--- Data records ---

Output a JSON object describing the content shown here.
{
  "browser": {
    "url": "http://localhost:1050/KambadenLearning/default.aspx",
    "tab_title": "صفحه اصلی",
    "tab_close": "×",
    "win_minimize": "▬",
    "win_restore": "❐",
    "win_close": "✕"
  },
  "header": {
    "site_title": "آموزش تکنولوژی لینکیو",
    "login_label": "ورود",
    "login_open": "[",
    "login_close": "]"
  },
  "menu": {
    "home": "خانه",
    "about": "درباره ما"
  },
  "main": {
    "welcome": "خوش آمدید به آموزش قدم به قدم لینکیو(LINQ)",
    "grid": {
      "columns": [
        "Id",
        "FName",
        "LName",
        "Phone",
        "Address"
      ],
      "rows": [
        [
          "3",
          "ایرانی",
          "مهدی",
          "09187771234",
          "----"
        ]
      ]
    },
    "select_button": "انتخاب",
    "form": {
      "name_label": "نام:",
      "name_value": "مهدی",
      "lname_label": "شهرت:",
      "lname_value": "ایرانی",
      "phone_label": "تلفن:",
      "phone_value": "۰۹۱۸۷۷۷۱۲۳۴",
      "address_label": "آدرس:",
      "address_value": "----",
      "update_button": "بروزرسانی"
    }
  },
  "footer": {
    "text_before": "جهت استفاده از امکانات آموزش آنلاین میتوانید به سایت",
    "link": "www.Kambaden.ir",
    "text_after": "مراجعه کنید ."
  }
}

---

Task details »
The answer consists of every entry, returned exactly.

Your solution »
Output a JSON object describing the content shown here.
{
  "browser": {
    "url": "http://localhost:1050/KambadenLearning/default.aspx",
    "tab_title": "صفحه اصلی",
    "tab_close": "×",
    "win_minimize": "▬",
    "win_restore": "❐",
    "win_close": "✕"
  },
  "header": {
    "site_title": "آموزش تکنولوژی لینکیو",
    "login_label": "ورود",
    "login_open": "[",
    "login_close": "]"
  },
  "menu": {
    "home": "خانه",
    "about": "درباره ما"
  },
  "main": {
    "welcome": "خوش آمدید به آموزش قدم به قدم لینکیو(LINQ)",
    "grid": {
      "columns": [
        "Id",
        "FName",
        "LName",
        "Phone",
        "Address"
      ],
      "rows": [
        [
          "3",
          "ایرانی",
          "مهدی",
          "09187771234",
          "----"
        ]
      ]
    },
    "select_button": "انتخاب",
    "form": {
      "name_label": "نام:",
      "name_value": "مهدی",
      "lname_label": "شهرت:",
      "lname_value": "ایرانی",
      "phone_label": "تلفن:",
      "phone_value": "۰۹۱۸۷۷۷۱۲۳۴",
      "address_label": "آدرس:",
      "address_value": "----",
      "update_button": "بروزرسانی"
    }
  },
  "footer": {
    "text_before": "جهت استفاده از امکانات آموزش آنلاین میتوانید به سایت",
    "link": "www.Kambaden.ir",
    "text_after": "مراجعه کنید ."
  }
}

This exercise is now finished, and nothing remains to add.